Dividends from Aim companies soared by almost a quarter in the first six months of the year amid signs the junior market is becoming increasingly attractive to investors looking for income, according to new figures out today.
Although a number of unusually large special dividends paid out by companies was partly responsible for the 23.9 per cent growth, even stripping those out the increase stood at almost 14 per cent according to financial data firm Link Group.
Inflation-beating payouts by Scottish firms including Edinburgh-based property investor Sigma, Iomart and Smart Metering Systems helped contribute to Aim’s record payout of £633 million during the first six months.
Among the larger-paying Aim sectors, the fastest underlying growth so far this year has come from healthcare, financials, industrial goods and support companies, but retailers paid out a fifth less year-on-year, thanks mainly to the bankruptcy of drinks retailer Conviviality.
Dividends from building material and construction firms also fell.
The current run rate of payouts means that in the 12 months to the end of June 2019, Aim’s dividends had almost exactly tripled since 2012, an annualised growth rate of 18.2 per cent.
By comparison, main market dividends grow 45 per cent over the same period, an annualised 5.9 per cent.
The Aim total over the past year is still relatively small however, only slightly exceeding the payout of Reckitt Benckiser, the 21st largest main-market dividend payer.
Even the main-market small-caps paid £4.8bn over the same period, four times the Aim total.
Michael Kempe, chief operating officer at Link, pointed out that fewer Aim companies pay dividends than their main-market counterparts as so many are “still in their early capital-hungry phase”.
“But not only has the proportion of Aim companies paying dividends risen, but those coming to market are doing so earlier, and those paying them are growing their dividends rapidly,” he said.
“Dividend growth matters because it lies at the heart of share valuations. The faster the growth rate, the higher the value. And the more visible the dividend stream, the more certain an investor can be about its value.

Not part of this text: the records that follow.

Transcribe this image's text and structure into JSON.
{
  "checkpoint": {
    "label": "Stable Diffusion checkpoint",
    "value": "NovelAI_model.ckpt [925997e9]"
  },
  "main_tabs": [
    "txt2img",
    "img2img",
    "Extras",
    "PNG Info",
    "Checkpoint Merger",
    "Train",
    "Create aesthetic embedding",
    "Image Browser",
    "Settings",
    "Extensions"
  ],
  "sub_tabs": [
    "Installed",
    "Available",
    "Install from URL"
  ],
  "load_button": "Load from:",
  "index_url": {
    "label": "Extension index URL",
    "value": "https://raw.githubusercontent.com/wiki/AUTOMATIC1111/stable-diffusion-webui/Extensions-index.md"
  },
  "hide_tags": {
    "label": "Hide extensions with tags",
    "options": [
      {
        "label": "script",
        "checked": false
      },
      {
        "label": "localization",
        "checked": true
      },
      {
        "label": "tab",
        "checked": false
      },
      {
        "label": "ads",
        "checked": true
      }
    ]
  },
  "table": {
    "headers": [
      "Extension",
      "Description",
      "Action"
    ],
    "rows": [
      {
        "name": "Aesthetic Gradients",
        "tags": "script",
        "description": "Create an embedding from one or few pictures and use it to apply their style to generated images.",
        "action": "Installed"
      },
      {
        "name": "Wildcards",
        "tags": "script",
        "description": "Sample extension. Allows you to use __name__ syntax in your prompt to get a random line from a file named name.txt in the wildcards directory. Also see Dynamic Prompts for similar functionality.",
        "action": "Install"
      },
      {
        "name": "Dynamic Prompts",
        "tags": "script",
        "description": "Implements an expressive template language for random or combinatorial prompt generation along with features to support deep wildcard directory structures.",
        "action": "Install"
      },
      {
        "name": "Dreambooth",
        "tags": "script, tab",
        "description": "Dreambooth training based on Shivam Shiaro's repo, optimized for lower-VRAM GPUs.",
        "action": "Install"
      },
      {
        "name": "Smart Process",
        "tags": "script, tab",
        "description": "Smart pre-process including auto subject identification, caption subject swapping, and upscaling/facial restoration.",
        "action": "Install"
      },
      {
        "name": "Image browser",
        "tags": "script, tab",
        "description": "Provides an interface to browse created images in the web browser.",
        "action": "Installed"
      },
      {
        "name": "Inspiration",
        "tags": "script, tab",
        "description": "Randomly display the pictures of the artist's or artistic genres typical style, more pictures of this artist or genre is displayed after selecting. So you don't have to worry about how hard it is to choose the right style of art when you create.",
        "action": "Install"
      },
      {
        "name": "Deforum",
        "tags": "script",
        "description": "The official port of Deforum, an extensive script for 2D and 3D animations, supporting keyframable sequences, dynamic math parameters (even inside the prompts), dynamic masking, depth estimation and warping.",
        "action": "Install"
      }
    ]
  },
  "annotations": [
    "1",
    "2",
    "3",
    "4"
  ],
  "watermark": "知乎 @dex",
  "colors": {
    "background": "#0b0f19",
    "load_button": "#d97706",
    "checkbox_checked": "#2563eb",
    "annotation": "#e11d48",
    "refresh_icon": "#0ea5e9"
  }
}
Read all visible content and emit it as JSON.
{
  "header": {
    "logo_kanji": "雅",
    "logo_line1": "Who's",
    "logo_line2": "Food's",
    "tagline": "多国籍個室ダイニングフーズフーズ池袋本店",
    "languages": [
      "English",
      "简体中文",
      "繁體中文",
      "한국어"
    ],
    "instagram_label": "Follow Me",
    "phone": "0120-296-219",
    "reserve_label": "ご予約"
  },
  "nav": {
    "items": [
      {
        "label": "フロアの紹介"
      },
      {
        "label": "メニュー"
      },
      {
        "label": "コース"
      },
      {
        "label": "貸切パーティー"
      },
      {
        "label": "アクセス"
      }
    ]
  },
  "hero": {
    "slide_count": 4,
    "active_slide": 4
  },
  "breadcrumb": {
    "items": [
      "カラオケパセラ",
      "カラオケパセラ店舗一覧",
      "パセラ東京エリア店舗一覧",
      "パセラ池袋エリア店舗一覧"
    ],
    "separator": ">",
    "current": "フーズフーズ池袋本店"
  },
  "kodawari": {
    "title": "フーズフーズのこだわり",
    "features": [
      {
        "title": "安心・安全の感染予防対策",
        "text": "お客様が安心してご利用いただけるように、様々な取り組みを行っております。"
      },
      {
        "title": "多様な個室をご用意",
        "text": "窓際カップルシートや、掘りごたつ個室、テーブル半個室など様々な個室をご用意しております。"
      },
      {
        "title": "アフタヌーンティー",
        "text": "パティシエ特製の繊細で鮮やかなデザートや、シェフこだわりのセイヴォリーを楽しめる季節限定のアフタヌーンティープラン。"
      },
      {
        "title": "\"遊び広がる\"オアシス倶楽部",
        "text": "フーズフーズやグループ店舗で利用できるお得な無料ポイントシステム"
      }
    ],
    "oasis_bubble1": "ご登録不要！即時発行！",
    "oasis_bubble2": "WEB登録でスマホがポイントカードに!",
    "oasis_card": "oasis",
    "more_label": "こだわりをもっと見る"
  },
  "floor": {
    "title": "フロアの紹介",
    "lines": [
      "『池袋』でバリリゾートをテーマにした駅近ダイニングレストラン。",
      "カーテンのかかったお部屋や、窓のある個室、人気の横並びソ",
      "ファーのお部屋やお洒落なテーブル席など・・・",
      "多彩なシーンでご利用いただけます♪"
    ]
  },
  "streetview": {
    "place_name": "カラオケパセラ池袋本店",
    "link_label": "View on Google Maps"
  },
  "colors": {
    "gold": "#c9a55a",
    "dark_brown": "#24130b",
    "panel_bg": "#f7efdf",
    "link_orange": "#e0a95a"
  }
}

“It is obviously very hard to predict growth rates for young companies, but even the very presence of a dividend in the first place is a useful hygiene factor.”
Over the coming 12 months, Aim stocks are expected to yield a collective 1.5 per cent, up from 1.2 per cent this time last year, owing to a combination of lower share prices and growing payouts.
If, however, companies that do not pay a dividend at all are excluded, the yield of those that do will be 2.5 per cent, only slightly behind the 3.1 per cent from the mid-caps on the main market. The FTSE 100 collectively yields 4.5 per cent.